EVERYTHING ABOUT A MOVIE?
|THIS ISLAND EARTH (director: Joseph Newman; screenwriters: Franklin Coen/Edward G. O'Callaghan/based on the novel "The Alien Machine" by Raymond F. Jones; cinematographer: Clifford Stine; editor: Virgil Vogel; music: Henry Mancini; cast: Rex Reason (Dr. Cal Meacham), Faith Domergue (Dr. Ruth Adams), Jeff Morrow (Exeter), Lance Fuller (Brack), Russell Johnson (Dr. Steve Carlson), Douglas Spencer (The Monitor of Metaluna), Regis Parton (The Mutant), Robert Nichols (Joe Wilson), Karl L. Lindt (Dr. Adolph Engelborg); Runtime: 87; MPAA Rating: NR; producer: William Alland; Universal International; 1955)|
|"Intelligently directed by Joseph Newman."
Reviewed by Dennis Schwartz
"This Island Earth" is based on the 1938 story "The
Machine" by Raymond F Jones. It's intelligently directed by Joseph
("Dangerous Crossing"/"The Big Circus"/"Tarzan, the Ape Man") and tautly written by Franklin Coen and Edward G. O'Callaghan.
The well-crafted pic was considered by many critics as one of the best
sci-fi films of the 1950s (I concur).
It's a thoughtful film, made on a
substantial budget, that deserves some respect for looking so good in
its three-strip Technicolor
format, not going the cheesy
route as most
popular sci-fi pics of its day and for making valid subtle pointed
comments about the Manhattan Project (something few if any sci-fi films
dared to do at the time). Though
weakened because it's acted in a wooden manner, is
somewhat less than evocative in its storyline, and its special effects
and ideas on space travel dated badly. The film was a
tremendous box office success and has remained a geek cult favorite,
even through modern times.
Atomic scientist Dr. Cal Meacham (Rex Reason), an expert in electronics, miraculously
lands a plane that has lost all its power, and soon finds himself
chosen along with several other noted scientists by the mysterious
advanced scientist Exeter (Jeff Morrow) to do research in his secret
center. Cal is unaware that Exeter, who has an odd appearance because
of his extra-large sized
forehead, is an alien. Exeter has sent Cal a mysterious catalog with
strange materials, which the American scientist puts together with
reasonable ease to build a communication machine called an interociter--something that goes beyond the technology
of the modern world. The curious scientist volunteers to board a weird
looking plane without a pilot sent by Exeter to take the scientist to
his secret research center in the promise of doing humanitarian
experiments to make the world a peaceful place. There Cal meets fellow

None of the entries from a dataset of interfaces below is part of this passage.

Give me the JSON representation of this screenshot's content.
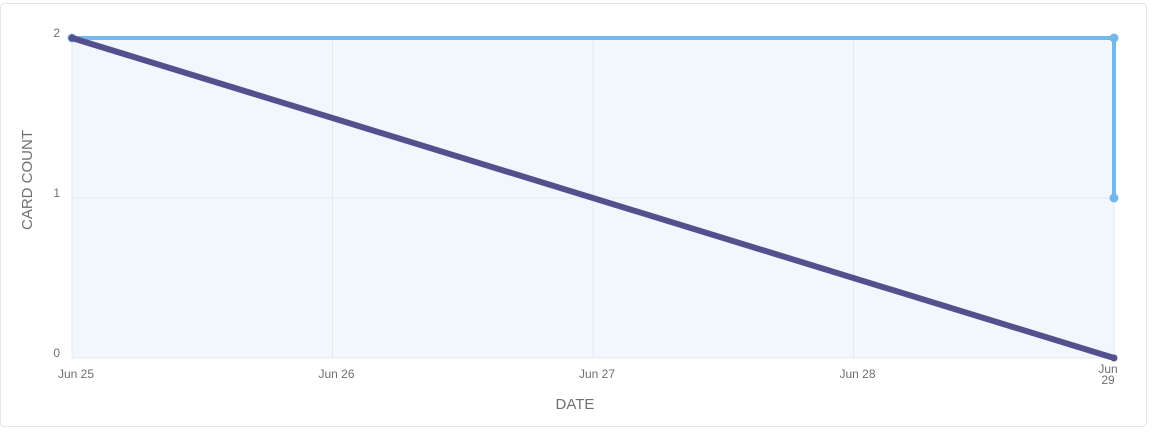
{
  "chart_data": {
    "type": "line",
    "title": "",
    "xlabel": "DATE",
    "ylabel": "CARD COUNT",
    "x": [
      "Jun 25",
      "Jun 26",
      "Jun 27",
      "Jun 28",
      "Jun 29"
    ],
    "x_ticks": [
      "Jun 25",
      "Jun 26",
      "Jun 27",
      "Jun 28",
      "Jun 29"
    ],
    "y_ticks": [
      "0",
      "1",
      "2"
    ],
    "ylim": [
      0,
      2
    ],
    "grid": true,
    "legend": "none",
    "series": [
      {
        "color": "#74b7ea",
        "area_fill": "#f1f7fc",
        "points": [
          {
            "x": "Jun 25",
            "y": 2
          },
          {
            "x": "Jun 29",
            "y": 2
          },
          {
            "x": "Jun 29",
            "y": 1
          }
        ]
      },
      {
        "color": "#54508e",
        "points": [
          {
            "x": "Jun 25",
            "y": 2
          },
          {
            "x": "Jun 29",
            "y": 0
          }
        ]
      }
    ]
  }
}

American nuclear scientists Dr.
Adams (Faith Domergue) and Dr. Steve Carlson (Russell
Johnson), and several other genius scientists from around the world.
Cal soon learns what the aliens really want is for the Earth

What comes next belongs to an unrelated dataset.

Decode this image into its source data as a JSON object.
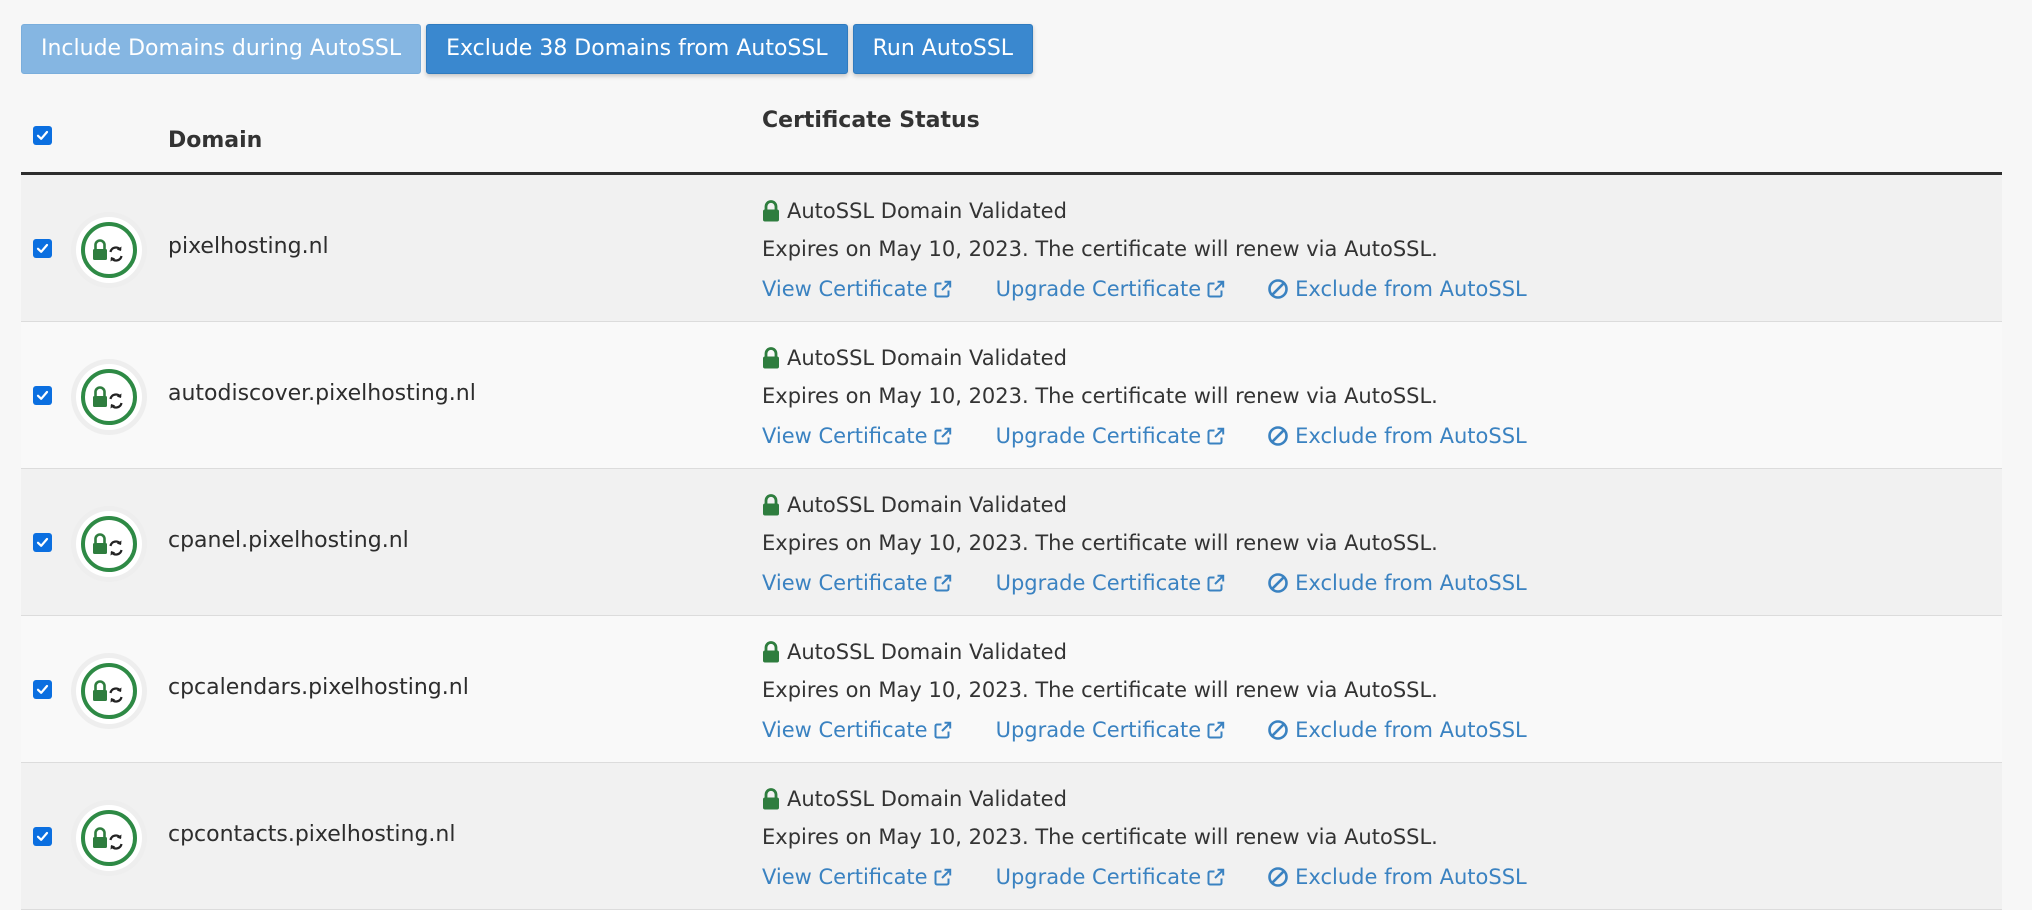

scientists to show them how to harness atomic energy so they can fight
back the attack of a rival planet, Zahgon, that has killed off most of their
population and decimated most of their planet. Exeter is from the
distant unknown planet Metaluna, who when ordered by his supreme
ruler forces Ruth and Cal to go by high-tech flying saucer to Metaluna. To
escape that doomed planet, the Americans must blow up the Metalunan Earth
lab, fight off a mutant monster called the Metaluna Mutant (Regis Parton), and avoid attacks from laser beams that can
destroy people, aircraft and cars. With the help of the
self-sacrificing Exeter, who turns out to be a free thinking swell guy
after-all when not doing the dirty work for his political boss, the
scientists return safely back to Earth and are much the wiser for
having learned how deadly a nuclear war can be.
The climactic war-like Metalunan scenes were effectively directed by Universal's sci-fi maven, Jack Arnold.
REVIEWED ON 11/11/2010 GRADE: B
Dennis Schwartz: "Ozus' World Movie Reviews"
© ALL RIGHTS RESERVED DENNIS SCHWARTZ